• [Your task]:
All of the data below must be repeated exactly.

(Data extracted from a collection)
● ● ● ● ● ● ●

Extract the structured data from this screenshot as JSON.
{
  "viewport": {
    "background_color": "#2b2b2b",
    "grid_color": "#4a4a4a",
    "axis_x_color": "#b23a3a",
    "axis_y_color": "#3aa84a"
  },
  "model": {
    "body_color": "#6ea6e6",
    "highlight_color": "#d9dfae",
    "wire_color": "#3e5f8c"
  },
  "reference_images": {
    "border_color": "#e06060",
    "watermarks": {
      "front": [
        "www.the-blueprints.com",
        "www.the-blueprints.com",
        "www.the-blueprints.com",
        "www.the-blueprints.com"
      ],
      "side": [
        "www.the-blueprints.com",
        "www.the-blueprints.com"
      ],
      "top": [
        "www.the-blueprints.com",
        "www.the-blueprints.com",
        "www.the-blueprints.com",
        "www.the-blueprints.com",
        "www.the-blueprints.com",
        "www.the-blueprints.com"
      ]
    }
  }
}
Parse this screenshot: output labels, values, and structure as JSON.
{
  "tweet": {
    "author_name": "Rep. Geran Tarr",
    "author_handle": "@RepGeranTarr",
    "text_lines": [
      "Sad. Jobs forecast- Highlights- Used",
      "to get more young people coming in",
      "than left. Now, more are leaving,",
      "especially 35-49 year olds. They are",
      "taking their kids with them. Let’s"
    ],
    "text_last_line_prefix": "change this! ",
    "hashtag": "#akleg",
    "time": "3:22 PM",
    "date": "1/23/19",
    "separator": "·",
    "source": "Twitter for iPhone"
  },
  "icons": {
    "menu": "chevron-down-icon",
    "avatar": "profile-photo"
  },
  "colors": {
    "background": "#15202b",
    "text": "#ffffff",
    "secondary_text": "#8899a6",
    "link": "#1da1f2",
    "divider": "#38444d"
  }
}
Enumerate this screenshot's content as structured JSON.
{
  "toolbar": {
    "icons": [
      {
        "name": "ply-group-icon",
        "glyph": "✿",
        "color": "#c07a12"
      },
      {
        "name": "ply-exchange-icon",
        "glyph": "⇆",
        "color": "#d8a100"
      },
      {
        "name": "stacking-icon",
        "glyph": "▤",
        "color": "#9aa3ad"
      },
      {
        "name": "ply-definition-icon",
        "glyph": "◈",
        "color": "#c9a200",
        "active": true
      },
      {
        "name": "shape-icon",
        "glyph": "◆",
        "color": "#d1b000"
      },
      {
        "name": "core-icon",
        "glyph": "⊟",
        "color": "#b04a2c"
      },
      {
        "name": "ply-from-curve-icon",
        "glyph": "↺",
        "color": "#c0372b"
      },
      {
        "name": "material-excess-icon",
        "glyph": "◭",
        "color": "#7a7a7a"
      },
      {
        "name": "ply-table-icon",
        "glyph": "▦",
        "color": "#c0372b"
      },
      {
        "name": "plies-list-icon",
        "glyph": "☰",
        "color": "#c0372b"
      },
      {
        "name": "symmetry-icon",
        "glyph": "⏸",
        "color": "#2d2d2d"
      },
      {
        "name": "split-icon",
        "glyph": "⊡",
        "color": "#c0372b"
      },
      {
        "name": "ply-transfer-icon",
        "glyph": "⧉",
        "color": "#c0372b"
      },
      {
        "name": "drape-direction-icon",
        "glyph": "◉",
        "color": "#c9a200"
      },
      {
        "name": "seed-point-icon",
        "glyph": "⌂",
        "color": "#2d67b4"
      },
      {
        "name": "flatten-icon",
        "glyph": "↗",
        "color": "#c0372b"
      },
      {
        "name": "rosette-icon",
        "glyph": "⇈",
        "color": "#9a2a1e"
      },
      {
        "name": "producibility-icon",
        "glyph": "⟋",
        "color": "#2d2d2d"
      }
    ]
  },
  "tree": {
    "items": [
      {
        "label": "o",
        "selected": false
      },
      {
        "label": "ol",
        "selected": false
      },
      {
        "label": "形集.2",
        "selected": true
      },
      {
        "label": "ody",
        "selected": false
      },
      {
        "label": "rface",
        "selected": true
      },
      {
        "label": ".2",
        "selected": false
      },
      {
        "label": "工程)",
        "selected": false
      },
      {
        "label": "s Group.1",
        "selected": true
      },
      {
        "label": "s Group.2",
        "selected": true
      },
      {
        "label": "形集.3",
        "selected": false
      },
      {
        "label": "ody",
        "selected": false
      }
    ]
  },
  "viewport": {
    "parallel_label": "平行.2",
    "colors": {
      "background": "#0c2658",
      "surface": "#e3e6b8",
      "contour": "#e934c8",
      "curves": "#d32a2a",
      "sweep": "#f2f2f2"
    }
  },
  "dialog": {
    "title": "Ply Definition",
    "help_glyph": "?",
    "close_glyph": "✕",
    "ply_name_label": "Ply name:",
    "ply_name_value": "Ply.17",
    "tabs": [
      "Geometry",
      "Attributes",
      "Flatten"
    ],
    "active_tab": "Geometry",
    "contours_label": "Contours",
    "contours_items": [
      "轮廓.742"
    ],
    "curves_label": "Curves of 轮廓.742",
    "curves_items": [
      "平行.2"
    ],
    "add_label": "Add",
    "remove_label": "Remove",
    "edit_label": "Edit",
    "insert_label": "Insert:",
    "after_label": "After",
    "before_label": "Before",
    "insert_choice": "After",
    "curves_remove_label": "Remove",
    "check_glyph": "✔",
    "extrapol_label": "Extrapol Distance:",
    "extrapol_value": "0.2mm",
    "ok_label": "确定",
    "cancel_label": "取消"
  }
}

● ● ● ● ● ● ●

• [Answer to the problem]:
Extract the structured data from this screenshot as JSON.
{
  "viewport": {
    "background_color": "#2b2b2b",
    "grid_color": "#4a4a4a",
    "axis_x_color": "#b23a3a",
    "axis_y_color": "#3aa84a"
  },
  "model": {
    "body_color": "#6ea6e6",
    "highlight_color": "#d9dfae",
    "wire_color": "#3e5f8c"
  },
  "reference_images": {
    "border_color": "#e06060",
    "watermarks": {
      "front": [
        "www.the-blueprints.com",
        "www.the-blueprints.com",
        "www.the-blueprints.com",
        "www.the-blueprints.com"
      ],
      "side": [
        "www.the-blueprints.com",
        "www.the-blueprints.com"
      ],
      "top": [
        "www.the-blueprints.com",
        "www.the-blueprints.com",
        "www.the-blueprints.com",
        "www.the-blueprints.com",
        "www.the-blueprints.com",
        "www.the-blueprints.com"
      ]
    }
  }
}
Parse this screenshot: output labels, values, and structure as JSON.
{
  "tweet": {
    "author_name": "Rep. Geran Tarr",
    "author_handle": "@RepGeranTarr",
    "text_lines": [
      "Sad. Jobs forecast- Highlights- Used",
      "to get more young people coming in",
      "than left. Now, more are leaving,",
      "especially 35-49 year olds. They are",
      "taking their kids with them. Let’s"
    ],
    "text_last_line_prefix": "change this! ",
    "hashtag": "#akleg",
    "time": "3:22 PM",
    "date": "1/23/19",
    "separator": "·",
    "source": "Twitter for iPhone"
  },
  "icons": {
    "menu": "chevron-down-icon",
    "avatar": "profile-photo"
  },
  "colors": {
    "background": "#15202b",
    "text": "#ffffff",
    "secondary_text": "#8899a6",
    "link": "#1da1f2",
    "divider": "#38444d"
  }
}
Enumerate this screenshot's content as structured JSON.
{
  "toolbar": {
    "icons": [
      {
        "name": "ply-group-icon",
        "glyph": "✿",
        "color": "#c07a12"
      },
      {
        "name": "ply-exchange-icon",
        "glyph": "⇆",
        "color": "#d8a100"
      },
      {
        "name": "stacking-icon",
        "glyph": "▤",
        "color": "#9aa3ad"
      },
      {
        "name": "ply-definition-icon",
        "glyph": "◈",
        "color": "#c9a200",
        "active": true
      },
      {
        "name": "shape-icon",
        "glyph": "◆",
        "color": "#d1b000"
      },
      {
        "name": "core-icon",
        "glyph": "⊟",
        "color": "#b04a2c"
      },
      {
        "name": "ply-from-curve-icon",
        "glyph": "↺",
        "color": "#c0372b"
      },
      {
        "name": "material-excess-icon",
        "glyph": "◭",
        "color": "#7a7a7a"
      },
      {
        "name": "ply-table-icon",
        "glyph": "▦",
        "color": "#c0372b"
      },
      {
        "name": "plies-list-icon",
        "glyph": "☰",
        "color": "#c0372b"
      },
      {
        "name": "symmetry-icon",
        "glyph": "⏸",
        "color": "#2d2d2d"
      },
      {
        "name": "split-icon",
        "glyph": "⊡",
        "color": "#c0372b"
      },
      {
        "name": "ply-transfer-icon",
        "glyph": "⧉",
        "color": "#c0372b"
      },
      {
        "name": "drape-direction-icon",
        "glyph": "◉",
        "color": "#c9a200"
      },
      {
        "name": "seed-point-icon",
        "glyph": "⌂",
        "color": "#2d67b4"
      },
      {
        "name": "flatten-icon",
        "glyph": "↗",
        "color": "#c0372b"
      },
      {
        "name": "rosette-icon",
        "glyph": "⇈",
        "color": "#9a2a1e"
      },
      {
        "name": "producibility-icon",
        "glyph": "⟋",
        "color": "#2d2d2d"
      }
    ]
  },
  "tree": {
    "items": [
      {
        "label": "o",
        "selected": false
      },
      {
        "label": "ol",
        "selected": false
      },
      {
        "label": "形集.2",
        "selected": true
      },
      {
        "label": "ody",
        "selected": false
      },
      {
        "label": "rface",
        "selected": true
      },
      {
        "label": ".2",
        "selected": false
      },
      {
        "label": "工程)",
        "selected": false
      },
      {
        "label": "s Group.1",
        "selected": true
      },
      {
        "label": "s Group.2",
        "selected": true
      },
      {
        "label": "形集.3",
        "selected": false
      },
      {
        "label": "ody",
        "selected": false
      }
    ]
  },
  "viewport": {
    "parallel_label": "平行.2",
    "colors": {
      "background": "#0c2658",
      "surface": "#e3e6b8",
      "contour": "#e934c8",
      "curves": "#d32a2a",
      "sweep": "#f2f2f2"
    }
  },
  "dialog": {
    "title": "Ply Definition",
    "help_glyph": "?",
    "close_glyph": "✕",
    "ply_name_label": "Ply name:",
    "ply_name_value": "Ply.17",
    "tabs": [
      "Geometry",
      "Attributes",
      "Flatten"
    ],
    "active_tab": "Geometry",
    "contours_label": "Contours",
    "contours_items": [
      "轮廓.742"
    ],
    "curves_label": "Curves of 轮廓.742",
    "curves_items": [
      "平行.2"
    ],
    "add_label": "Add",
    "remove_label": "Remove",
    "edit_label": "Edit",
    "insert_label": "Insert:",
    "after_label": "After",
    "before_label": "Before",
    "insert_choice": "After",
    "curves_remove_label": "Remove",
    "check_glyph": "✔",
    "extrapol_label": "Extrapol Distance:",
    "extrapol_value": "0.2mm",
    "ok_label": "确定",
    "cancel_label": "取消"
  }
}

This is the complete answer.